Sunday, January 18, 2009

The Forgotten Promise

I have witnessed thousands and thousands of openings for pack, and troop meetings and they pretty much are all the same.
Every meeting began with the flag ceremony and the Pledge of Alliegence, and then followed by the Cub Scout Promise and Law of the Pack, or the Boy Scout Promise and the Boy Scout Laws.
Not one time have I ever heard anyone in any unit recite the Outdoor Code.
Few leaders will be able to repeat the code. They know what it means or is suppose to mean but cannot remember how the Outdoor Code goes.
The Outdoor Code is one of the requirements that a boy scout need to remember and memorize to earn their scout badge but time and time again it seems that the Outdoor Code is locked away in their short term memory and filed in the circular file system of the brain after the Scout badge is issued to that scout.
We as leaders should be ashamed of ourselves as we are the ones that shelf this all important promise and bring it our once a year when we test our scouts on the Scout badge requirements.
Often looking at the handbook or the wallet card that the code is written on (I include myself in that boat too).
I give a standing ovation to those leaders that do remember this code and I think that it is time for me to brush up on the Outdoor Code:

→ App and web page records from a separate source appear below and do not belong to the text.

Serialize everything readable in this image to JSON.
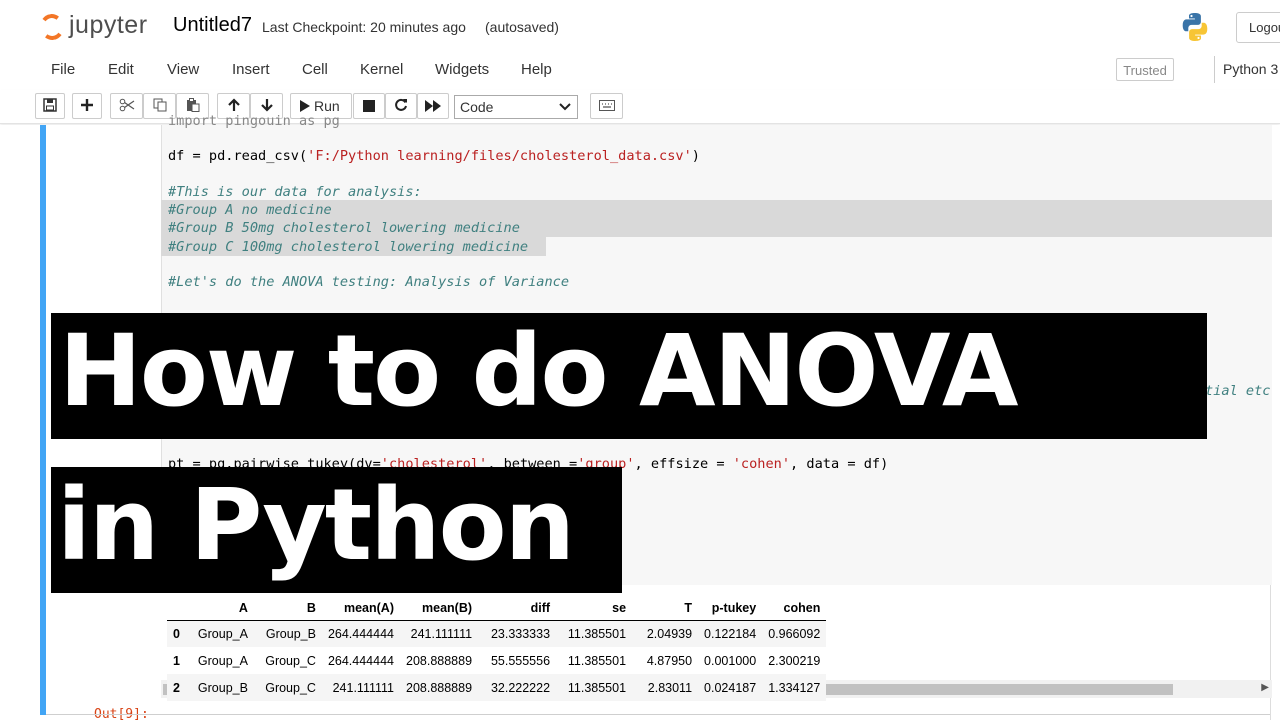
{
  "header": {
    "logo_text": "jupyter",
    "notebook_name": "Untitled7",
    "checkpoint": "Last Checkpoint: 20 minutes ago",
    "autosave": "(autosaved)",
    "logout_label": "Logou",
    "python_logo_icon": "python-logo-icon"
  },
  "menubar": {
    "items": [
      "File",
      "Edit",
      "View",
      "Insert",
      "Cell",
      "Kernel",
      "Widgets",
      "Help"
    ],
    "trusted_label": "Trusted",
    "kernel_label": "Python 3"
  },
  "toolbar": {
    "icons": [
      "save-icon",
      "add-cell-icon",
      "cut-icon",
      "copy-icon",
      "paste-icon",
      "move-up-icon",
      "move-down-icon",
      "run-icon",
      "stop-icon",
      "restart-icon",
      "fast-forward-icon",
      "keyboard-icon"
    ],
    "run_label": "Run",
    "cell_type": "Code"
  },
  "cell": {
    "line_top_partial": "import pingouin as pg",
    "line_read_prefix": "df = pd.read_csv(",
    "line_read_string": "'F:/Python learning/files/cholesterol_data.csv'",
    "line_read_suffix": ")",
    "comment1": "#This is our data for analysis:",
    "comment2": "#Group A no medicine",
    "comment3": "#Group B 50mg cholesterol lowering medicine",
    "comment4": "#Group C 100mg cholesterol lowering medicine",
    "comment5": "#Let's do the ANOVA testing: Analysis of Variance",
    "partial_right": "tial etc",
    "pt_prefix": "pt = pg.pairwise_tukey(dv=",
    "pt_str1": "'cholesterol'",
    "pt_mid1": ", between =",
    "pt_str2": "'group'",
    "pt_mid2": ", effsize = ",
    "pt_str3": "'cohen'",
    "pt_end": ", data = df)",
    "output_prompt": "Out[9]:"
  },
  "table": {
    "columns": [
      "",
      "A",
      "B",
      "mean(A)",
      "mean(B)",
      "diff",
      "se",
      "T",
      "p-tukey",
      "cohen"
    ],
    "rows": [
      [
        "0",
        "Group_A",
        "Group_B",
        "264.444444",
        "241.111111",
        "23.333333",
        "11.385501",
        "2.04939",
        "0.122184",
        "0.966092"
      ],
      [
        "1",
        "Group_A",
        "Group_C",
        "264.444444",
        "208.888889",
        "55.555556",
        "11.385501",
        "4.87950",
        "0.001000",
        "2.300219"
      ],
      [
        "2",
        "Group_B",
        "Group_C",
        "241.111111",
        "208.888889",
        "32.222222",
        "11.385501",
        "2.83011",
        "0.024187",
        "1.334127"
      ]
    ]
  },
  "overlay": {
    "line1": "How to do ANOVA",
    "line2": "in Python"
  },
  "colors": {
    "jupyter_orange": "#f37626",
    "cell_selected_bar": "#42a5f5",
    "string": "#ba2121",
    "comment": "#408080",
    "out_prompt": "#d84315"
  }
}
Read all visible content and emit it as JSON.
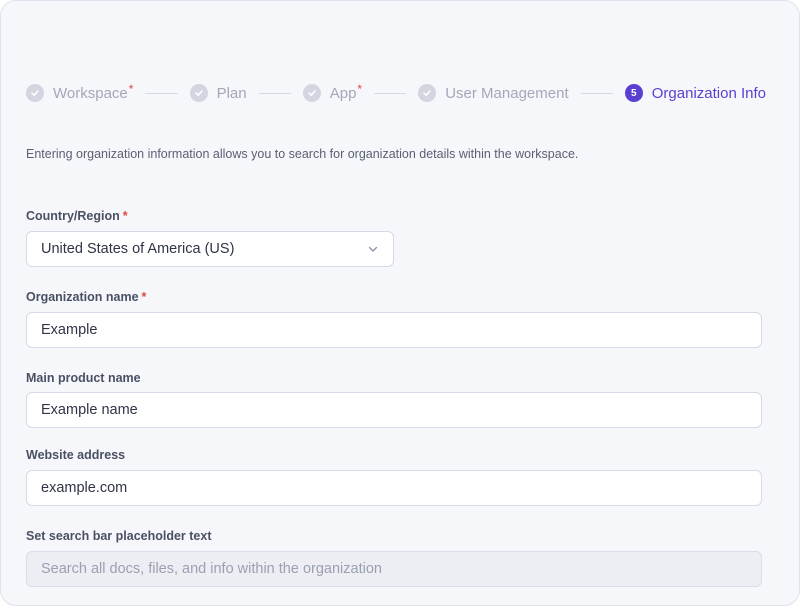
{
  "stepper": {
    "steps": [
      {
        "label": "Workspace",
        "required": "*",
        "state": "done"
      },
      {
        "label": "Plan",
        "required": "",
        "state": "done"
      },
      {
        "label": "App",
        "required": "*",
        "state": "done"
      },
      {
        "label": "User Management",
        "required": "",
        "state": "done"
      },
      {
        "label": "Organization Info",
        "required": "",
        "state": "active",
        "number": "5"
      }
    ]
  },
  "description": "Entering organization information allows you to search for organization details within the workspace.",
  "form": {
    "country": {
      "label": "Country/Region",
      "required": "*",
      "value": "United States of America (US)"
    },
    "org_name": {
      "label": "Organization name",
      "required": "*",
      "value": "Example"
    },
    "product_name": {
      "label": "Main product name",
      "value": "Example name"
    },
    "website": {
      "label": "Website address",
      "value": "example.com"
    },
    "search_placeholder": {
      "label": "Set search bar placeholder text",
      "placeholder": "Search all docs, files, and info within the organization"
    }
  },
  "colors": {
    "accent": "#5b3fd1",
    "required": "#e0483a",
    "done_step": "#d3d6e1"
  }
}
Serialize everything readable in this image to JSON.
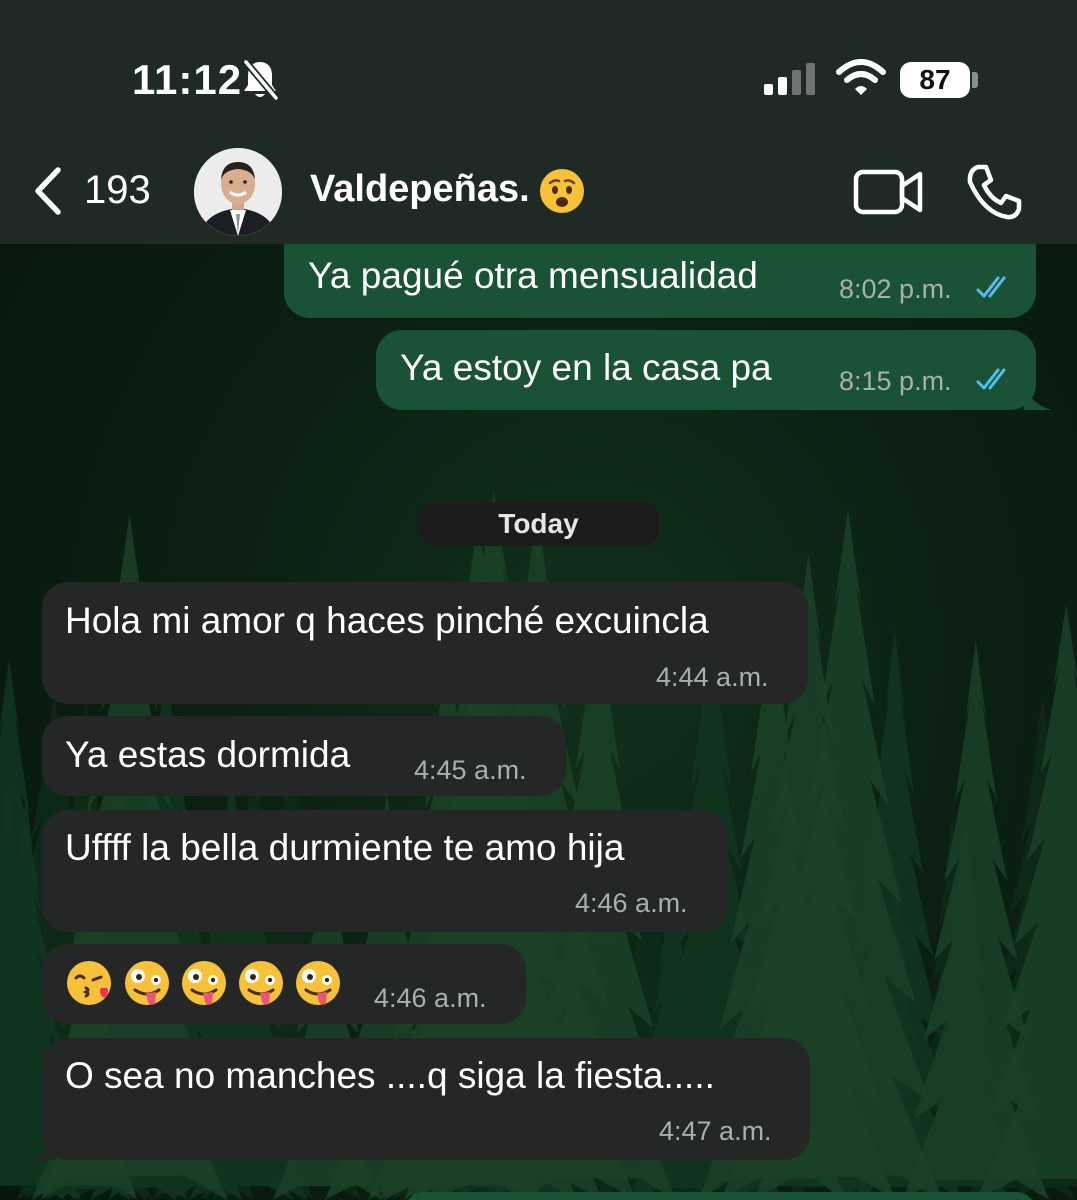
{
  "status_bar": {
    "time": "11:12",
    "battery_level": "87"
  },
  "header": {
    "back_count": "193",
    "contact_name": "Valdepeñas."
  },
  "date_separator": "Today",
  "messages": [
    {
      "direction": "outgoing",
      "text": "Ya pagué otra mensualidad",
      "time": "8:02 p.m.",
      "status": "read"
    },
    {
      "direction": "outgoing",
      "text": "Ya estoy en la casa pa",
      "time": "8:15 p.m.",
      "status": "read"
    },
    {
      "direction": "incoming",
      "text": "Hola mi amor q haces pinché excuincla",
      "time": "4:44 a.m."
    },
    {
      "direction": "incoming",
      "text": "Ya estas dormida",
      "time": "4:45 a.m."
    },
    {
      "direction": "incoming",
      "text": "Uffff la bella durmiente te amo hija",
      "time": "4:46 a.m."
    },
    {
      "direction": "incoming",
      "emojis": [
        "kissing-heart-emoji",
        "zany-face-emoji",
        "zany-face-emoji",
        "zany-face-emoji",
        "zany-face-emoji"
      ],
      "time": "4:46 a.m."
    },
    {
      "direction": "incoming",
      "text": "O sea no manches ....q siga la fiesta.....",
      "time": "4:47 a.m."
    }
  ],
  "colors": {
    "header_bg": "#1f2a24",
    "outgoing_bubble": "#1a5236",
    "incoming_bubble": "#252727",
    "read_ticks": "#53bdeb"
  }
}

The Outdoor Code
As an American, I will do my best to -
Be clean in my outdoor manners. I will treat the outdoors as a heritage.I will take care of it for myself and othersI will keep my trash and garbage out of lakes, streams, fields, woods, and roadways.
Be careful with fire.I will prevent wildfire.I will build my fires only where they are appropriate.When I have finished using a fire, I will make sure it is cold out.I will leave a clean fire ring, or remove all evidence of my fire.
Be considerate in the outdoors.I will treat public and private property with respect.I will use low-impact methods of hiking and camping.
Be conservation mindedI will learn how to practice good conservation of soil, waters, forests, minerals, grasslands, wildlife, and energy.I will urge others to do the same.

1 comment:

  1. Thanks for reminding us of another important aspect of the scouting program that so many stated, you learn it once and then those morals fall by the wayside